People who have diabetes may experience a diabetic emergency. This is where their blood sugar suddenly becomes too high or too low.
Both conditions could be serious and may need treatment in a hospital. In this article, we look at what to look out for in both cases, and what to do from a First Aid point of view.
What is diabetes?
Diabetes is a chronic medical condition when a person’s body cannot produce enough insulin. Insulin is a chemical, which is produced by the pancreas. It regulates the body’s blood sugar (glucose) levels.
When someone has diabetes, their body struggles to maintain a steady blood sugar level that is within a normal range. Their level can either be higher or lower than a normal blood sugar level.
There are two types of diabetes that someone could be diagnosed with:
- Type 1 – known as insulin-dependent diabetes
- Type 2 – non-insulin-dependent diabetes.
Someone with diabetes may carry items with them to show that they have diabetes. Such as:
- They may wear a medical warning bracelet or necklace
- They may carry glucose gel or glucose tablets
- They might carry medication such as an insulin pen, tablets or a glucose testing kit
Hyperglycaemia – Blood sugar that is higher than normal
Hyperglycaemia can occur when someone’s blood sugar levels become higher than normal.

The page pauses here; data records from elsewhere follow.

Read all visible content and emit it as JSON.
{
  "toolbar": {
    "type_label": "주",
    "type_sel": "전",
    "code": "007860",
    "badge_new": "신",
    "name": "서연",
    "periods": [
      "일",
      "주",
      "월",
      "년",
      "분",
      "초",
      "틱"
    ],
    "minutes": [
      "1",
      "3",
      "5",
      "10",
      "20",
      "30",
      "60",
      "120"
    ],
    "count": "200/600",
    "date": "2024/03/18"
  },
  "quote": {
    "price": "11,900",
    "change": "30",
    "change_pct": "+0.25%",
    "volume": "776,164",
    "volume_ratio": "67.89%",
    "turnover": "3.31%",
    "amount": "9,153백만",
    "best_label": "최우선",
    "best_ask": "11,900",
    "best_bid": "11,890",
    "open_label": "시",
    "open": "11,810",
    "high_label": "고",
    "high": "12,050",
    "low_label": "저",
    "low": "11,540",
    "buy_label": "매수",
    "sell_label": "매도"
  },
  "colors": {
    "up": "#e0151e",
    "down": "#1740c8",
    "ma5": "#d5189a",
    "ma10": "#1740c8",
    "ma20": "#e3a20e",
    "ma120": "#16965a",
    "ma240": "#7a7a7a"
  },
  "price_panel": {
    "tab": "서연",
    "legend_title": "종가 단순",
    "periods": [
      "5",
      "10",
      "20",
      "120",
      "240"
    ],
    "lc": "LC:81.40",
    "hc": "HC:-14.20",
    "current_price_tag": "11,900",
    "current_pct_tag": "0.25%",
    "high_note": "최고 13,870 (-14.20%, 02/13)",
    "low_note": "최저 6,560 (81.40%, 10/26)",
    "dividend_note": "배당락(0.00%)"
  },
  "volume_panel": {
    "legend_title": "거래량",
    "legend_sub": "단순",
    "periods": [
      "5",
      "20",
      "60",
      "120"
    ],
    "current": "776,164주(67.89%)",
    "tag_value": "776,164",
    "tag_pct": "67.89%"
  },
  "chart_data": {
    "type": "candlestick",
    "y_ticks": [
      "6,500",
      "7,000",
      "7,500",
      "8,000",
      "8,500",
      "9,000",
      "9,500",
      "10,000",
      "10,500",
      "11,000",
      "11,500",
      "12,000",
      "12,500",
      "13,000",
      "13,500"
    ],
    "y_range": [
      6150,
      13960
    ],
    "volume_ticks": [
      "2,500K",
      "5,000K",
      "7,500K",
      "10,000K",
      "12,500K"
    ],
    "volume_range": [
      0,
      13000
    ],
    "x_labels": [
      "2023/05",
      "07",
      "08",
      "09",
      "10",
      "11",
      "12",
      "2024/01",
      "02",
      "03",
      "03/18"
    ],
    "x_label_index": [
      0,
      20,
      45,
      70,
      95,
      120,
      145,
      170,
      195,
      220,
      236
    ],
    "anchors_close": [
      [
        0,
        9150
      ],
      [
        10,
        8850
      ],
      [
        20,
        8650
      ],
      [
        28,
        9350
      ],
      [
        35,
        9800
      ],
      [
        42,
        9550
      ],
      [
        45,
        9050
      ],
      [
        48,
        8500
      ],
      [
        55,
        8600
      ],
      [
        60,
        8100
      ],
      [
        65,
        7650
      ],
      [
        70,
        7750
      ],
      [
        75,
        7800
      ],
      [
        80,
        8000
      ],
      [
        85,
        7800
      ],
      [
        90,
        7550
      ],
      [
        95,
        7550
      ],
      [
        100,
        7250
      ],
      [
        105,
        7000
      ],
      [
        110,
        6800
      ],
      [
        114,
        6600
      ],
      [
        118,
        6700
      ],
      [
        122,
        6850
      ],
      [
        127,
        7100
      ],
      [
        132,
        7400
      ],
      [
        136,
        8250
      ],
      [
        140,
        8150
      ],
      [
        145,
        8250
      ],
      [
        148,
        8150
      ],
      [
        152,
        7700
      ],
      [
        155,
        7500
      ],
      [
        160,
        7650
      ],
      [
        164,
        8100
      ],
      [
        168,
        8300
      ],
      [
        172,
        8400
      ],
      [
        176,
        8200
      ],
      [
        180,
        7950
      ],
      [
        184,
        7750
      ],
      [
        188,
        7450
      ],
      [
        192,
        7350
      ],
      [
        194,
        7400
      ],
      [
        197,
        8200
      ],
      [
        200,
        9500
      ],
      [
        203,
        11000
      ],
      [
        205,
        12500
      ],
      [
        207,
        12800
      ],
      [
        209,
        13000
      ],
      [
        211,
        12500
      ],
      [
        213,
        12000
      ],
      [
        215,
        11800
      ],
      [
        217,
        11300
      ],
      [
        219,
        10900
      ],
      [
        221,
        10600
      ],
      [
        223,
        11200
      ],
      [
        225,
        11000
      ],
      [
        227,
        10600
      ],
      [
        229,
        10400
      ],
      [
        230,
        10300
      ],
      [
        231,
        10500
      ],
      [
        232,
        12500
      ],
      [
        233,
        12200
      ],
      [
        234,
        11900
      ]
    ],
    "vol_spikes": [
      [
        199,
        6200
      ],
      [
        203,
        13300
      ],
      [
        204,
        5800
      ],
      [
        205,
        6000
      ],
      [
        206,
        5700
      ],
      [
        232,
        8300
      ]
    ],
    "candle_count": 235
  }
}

It may occur if a person with diabetes has not had the correct dose of medication. Alternatively, they may have eaten too much sugary or starchy food. Or, they may be unwell with an infection.
It can affect people with type 1 or type 2 diabetes or women with gestational diabetes when pregnant.
Symptoms to look out for:
- Warm, dry skin
- Rapid pulse and fast breathing
- Sweet-smelling breath
- Excessive thirst
- Drowsiness, leading them to become unresponsive if not treated (also known as a diabetic coma)
Symptoms of hyperglycaemia in people with diabetes tend to develop slowly over a few days or weeks. Usually a diabetes patient will be able to recognise the symptoms and treat themselves to return to normal.
However, in some cases, there may be no symptoms until the blood sugar level is very high.
If you suspect someone has hyperglycaemia (high blood sugar), they need urgent treatment.
Call 999 or 112 for emergency help and say that you suspect hyperglycaemia.
While you wait for help to arrive, keep checking their breathing, pulse and whether they respond to you when you speak to them. If they become unresponsive at any point, open their airway, check their breathing and prepare to start CPR until help arrives.
Hypoglycaemia – Blood sugar lower than normal
This occurs when a person’s blood sugar level becomes lower than normal. It is commonly caused by an imbalance between the level of insulin and the level of glucose in the person’s blood.
Someone with diabetes may recognise the onset of a hypoglycaemic episode in themselves and might be carrying their own glucose gel or tablets to take.
Symptoms to look out for:
- Sweating with clammy skin
- Feeling week or dizzy
- Confusion or irrational behaviour
- Feeling very hungry
- Rapid pulse/palpitations
- Trembling or shaking
- Deteriorating level of response
A low blood sugar level can sometimes happen while a person is sleeping. This may cause them to wake up with a headache, damp sheets (from sweating) and feeling dizzy or lightheaded.
If you suspect someone has hypoglycaemia (low blood sugar), then firstly help them to sit down comfortably and relax.
If they have their own glucose gel or glucose tablets with them, then help them to take it. If they are not carrying anything, you need to give them something sugary. For example, it could be a small glass of fruit juice or a non-diet fizzy drink. Alternatively, three teaspoons of sugar or three sweets such as jelly babies.
If they seem to improve quickly, then give them more of the sugary food or drink and let them rest. If they have their blood glucose testing kit with them, you can help them use it to check their blood sugar level. Stay with them until they feel completely better.
You do not usually need to get emergency help for Hypoglycaemia, however, if they do not improve quickly, call 999 for emergency help. Keep monitoring their breathing and level of response until help arrives.
How to treat someone who’s having a seizure or fit
Occasionally, a person with hypoglycaemia may have a seizure or a fit caused by their low sugar levels.
It is important that you:
- Stay with them and try to prevent them from hurting themselves during the fit. Try to lie them down on something soft (especially their head) and move them away from anything dangerous, like a road or a hard or sharp surface.
- Call 999 for an ambulance if the seizure or fit lasts more than 5 minutes.
- After the seizure or fit stops, give them a sugary snack.
A person should see their GP or diabetes care team if they keep getting symptoms of a low blood sugar level. They can arrange some simple tests to check if your blood sugar level is low and try to find out what’s causing it.